Outrageous food waste infuriates ONE Blog readers

Everyone, say hi to our new intern Paulena Papagiannis. She just graduated from Oberlin and will be on our new media team for the spring. This is her first post, so be nice!

African boy eating
In a recent Facebook post, we shared a staggering statistic: Consumers in rich countries dispose of 220 million metric tons of food waste every year, equal to the entire food output of sub-Saharan Africa.

Like the farm ministers and policy makers who gathered last week to discuss this atrocity, our readers were infuriated, calling the waste “shameful” and “despicable” (and those were the nicest words).

Some of you wanted to know what’s being done to right this wrong and what you can do to help. Consider supporting and giving a shout-out to these five waste- and hunger-hating campaigns:

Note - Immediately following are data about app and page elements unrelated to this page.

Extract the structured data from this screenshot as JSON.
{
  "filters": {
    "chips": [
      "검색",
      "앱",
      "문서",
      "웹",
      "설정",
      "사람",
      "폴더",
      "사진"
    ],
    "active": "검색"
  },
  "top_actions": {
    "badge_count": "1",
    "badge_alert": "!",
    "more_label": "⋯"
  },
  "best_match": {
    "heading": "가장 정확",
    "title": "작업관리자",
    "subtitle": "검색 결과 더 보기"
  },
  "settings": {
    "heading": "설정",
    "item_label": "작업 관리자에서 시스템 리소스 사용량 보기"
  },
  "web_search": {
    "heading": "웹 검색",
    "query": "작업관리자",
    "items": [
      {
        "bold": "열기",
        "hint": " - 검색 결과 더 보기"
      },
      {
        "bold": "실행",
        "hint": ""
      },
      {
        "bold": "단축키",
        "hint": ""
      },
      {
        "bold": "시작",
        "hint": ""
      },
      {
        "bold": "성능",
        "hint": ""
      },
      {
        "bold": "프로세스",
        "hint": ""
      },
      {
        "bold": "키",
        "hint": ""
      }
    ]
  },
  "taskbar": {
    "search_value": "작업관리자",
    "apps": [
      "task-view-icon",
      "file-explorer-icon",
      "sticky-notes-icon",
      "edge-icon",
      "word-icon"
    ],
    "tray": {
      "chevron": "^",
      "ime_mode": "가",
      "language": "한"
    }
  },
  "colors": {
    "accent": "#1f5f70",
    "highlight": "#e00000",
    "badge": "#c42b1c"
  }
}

– The Food and Agriculture Organization of the United Nations and Messe Düsseldorf joined forces last May to combat food loss worldwide. Through their brainchild, SAVE FOOD, the two organizations encourage dialog between industry, politics and research professionals on solutions to the waste problem.

– Stateside, Feeding America organizes a network of more than 200 local food banks, with at least one located in every state. You can donate your leftover food, volunteer your time, or make a donation. Find your nearest food bank here.

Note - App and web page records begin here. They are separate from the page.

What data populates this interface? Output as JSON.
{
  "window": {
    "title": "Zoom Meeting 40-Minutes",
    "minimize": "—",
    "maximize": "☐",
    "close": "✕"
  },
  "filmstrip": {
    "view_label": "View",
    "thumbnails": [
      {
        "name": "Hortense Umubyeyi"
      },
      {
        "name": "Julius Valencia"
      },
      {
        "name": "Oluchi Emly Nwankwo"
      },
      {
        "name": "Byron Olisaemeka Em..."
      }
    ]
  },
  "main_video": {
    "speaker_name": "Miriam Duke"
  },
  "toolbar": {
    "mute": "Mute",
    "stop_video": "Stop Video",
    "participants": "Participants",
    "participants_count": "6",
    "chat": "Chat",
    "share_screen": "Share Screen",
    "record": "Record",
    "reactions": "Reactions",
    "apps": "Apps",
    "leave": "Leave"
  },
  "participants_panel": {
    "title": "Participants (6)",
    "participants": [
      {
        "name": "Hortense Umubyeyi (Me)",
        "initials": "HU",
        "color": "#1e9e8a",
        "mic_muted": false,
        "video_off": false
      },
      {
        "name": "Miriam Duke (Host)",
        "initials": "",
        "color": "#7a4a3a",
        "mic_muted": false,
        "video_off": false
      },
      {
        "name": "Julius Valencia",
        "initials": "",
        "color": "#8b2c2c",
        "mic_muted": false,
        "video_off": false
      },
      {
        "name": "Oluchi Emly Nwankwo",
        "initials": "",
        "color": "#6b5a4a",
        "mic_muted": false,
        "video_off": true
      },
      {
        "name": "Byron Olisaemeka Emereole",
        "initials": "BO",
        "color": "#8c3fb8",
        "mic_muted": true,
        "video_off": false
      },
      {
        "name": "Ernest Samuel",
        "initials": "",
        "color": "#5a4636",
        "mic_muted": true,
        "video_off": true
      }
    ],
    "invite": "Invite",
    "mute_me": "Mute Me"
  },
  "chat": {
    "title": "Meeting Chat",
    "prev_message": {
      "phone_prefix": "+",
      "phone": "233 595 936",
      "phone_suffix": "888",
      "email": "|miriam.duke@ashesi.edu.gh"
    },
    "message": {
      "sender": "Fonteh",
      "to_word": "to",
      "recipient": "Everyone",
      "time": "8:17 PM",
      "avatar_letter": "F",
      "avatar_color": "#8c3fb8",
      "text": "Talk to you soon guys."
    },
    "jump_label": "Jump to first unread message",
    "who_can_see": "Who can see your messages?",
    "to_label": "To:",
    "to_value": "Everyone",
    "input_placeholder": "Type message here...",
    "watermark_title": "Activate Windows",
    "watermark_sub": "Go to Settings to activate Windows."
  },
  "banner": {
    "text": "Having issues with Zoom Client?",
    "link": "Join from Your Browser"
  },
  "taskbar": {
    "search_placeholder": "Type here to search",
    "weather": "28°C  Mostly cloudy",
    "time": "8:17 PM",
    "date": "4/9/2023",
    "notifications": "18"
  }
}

– Founded more than 20 years ago, the New York-based Rock and Wrap It Up! Program helps to stock food banks nationwide by collecting leftover prepared goodies from big events and delivering them to nearby charitable distributors. Instead of feeding a landfill, untouched meals from sports games, rock concerts, school cafeterias and political rallies help to feed America’s hungry. And if you make a mess while you snack, have no fear: Rock and Wrap It Up! also picks up unused cleaning supplies from hotels and re-purposes them, too.

– Try to limit your own household’s food waste by taking the Environmental Protection Agency’s WasteWise Food Recovery Challenge. Do your part by monitoring your throw away habits, reeling in your heavy hand at the grocery store, and donating your unwanted (but preserved) food stuffs to a local food bank.

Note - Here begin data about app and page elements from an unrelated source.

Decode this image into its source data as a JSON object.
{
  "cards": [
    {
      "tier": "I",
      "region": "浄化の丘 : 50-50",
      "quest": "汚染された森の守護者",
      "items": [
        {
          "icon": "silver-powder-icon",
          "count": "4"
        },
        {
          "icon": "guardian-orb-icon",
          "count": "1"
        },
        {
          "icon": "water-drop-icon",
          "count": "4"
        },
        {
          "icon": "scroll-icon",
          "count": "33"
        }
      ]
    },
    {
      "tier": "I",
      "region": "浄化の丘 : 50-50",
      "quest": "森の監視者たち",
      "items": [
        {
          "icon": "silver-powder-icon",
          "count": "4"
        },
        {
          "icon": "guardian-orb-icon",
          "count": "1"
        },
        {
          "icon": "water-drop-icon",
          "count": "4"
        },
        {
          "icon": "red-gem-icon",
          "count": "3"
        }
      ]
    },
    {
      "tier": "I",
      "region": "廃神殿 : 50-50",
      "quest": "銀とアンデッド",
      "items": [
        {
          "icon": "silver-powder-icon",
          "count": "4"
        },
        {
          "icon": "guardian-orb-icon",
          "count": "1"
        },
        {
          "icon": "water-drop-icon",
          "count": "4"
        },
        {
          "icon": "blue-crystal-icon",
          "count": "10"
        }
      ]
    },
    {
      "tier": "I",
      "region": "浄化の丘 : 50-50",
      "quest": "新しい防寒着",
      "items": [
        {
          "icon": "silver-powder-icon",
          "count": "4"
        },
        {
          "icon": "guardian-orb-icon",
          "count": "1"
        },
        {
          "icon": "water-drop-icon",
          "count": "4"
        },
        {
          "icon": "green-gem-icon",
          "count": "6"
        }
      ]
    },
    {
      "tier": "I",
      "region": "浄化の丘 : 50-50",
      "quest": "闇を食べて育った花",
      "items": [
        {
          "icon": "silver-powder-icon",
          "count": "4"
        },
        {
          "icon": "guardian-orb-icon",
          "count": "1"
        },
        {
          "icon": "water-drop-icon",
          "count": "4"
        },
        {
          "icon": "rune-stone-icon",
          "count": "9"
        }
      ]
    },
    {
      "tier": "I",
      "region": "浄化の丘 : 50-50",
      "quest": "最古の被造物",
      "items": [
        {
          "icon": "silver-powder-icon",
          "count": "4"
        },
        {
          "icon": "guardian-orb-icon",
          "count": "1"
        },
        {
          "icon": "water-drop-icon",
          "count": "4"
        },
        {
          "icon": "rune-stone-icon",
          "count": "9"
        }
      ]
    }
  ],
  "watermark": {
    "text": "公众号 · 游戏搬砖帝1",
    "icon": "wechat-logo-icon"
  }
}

– For our collegiate readers, consider pressuring your school to adopt best practices in preventing food waste. This could include loosening the grip on your dining hall trays. After nixing their plastic platters, colleges like Skidmore and Williams saw a reduction of waste in their cafeterias.

Let’s work together to finish the food on our plates — and help others fill theirs. And now it’s your turn: What do you do to curb wastefulness? Tell us in the comments below.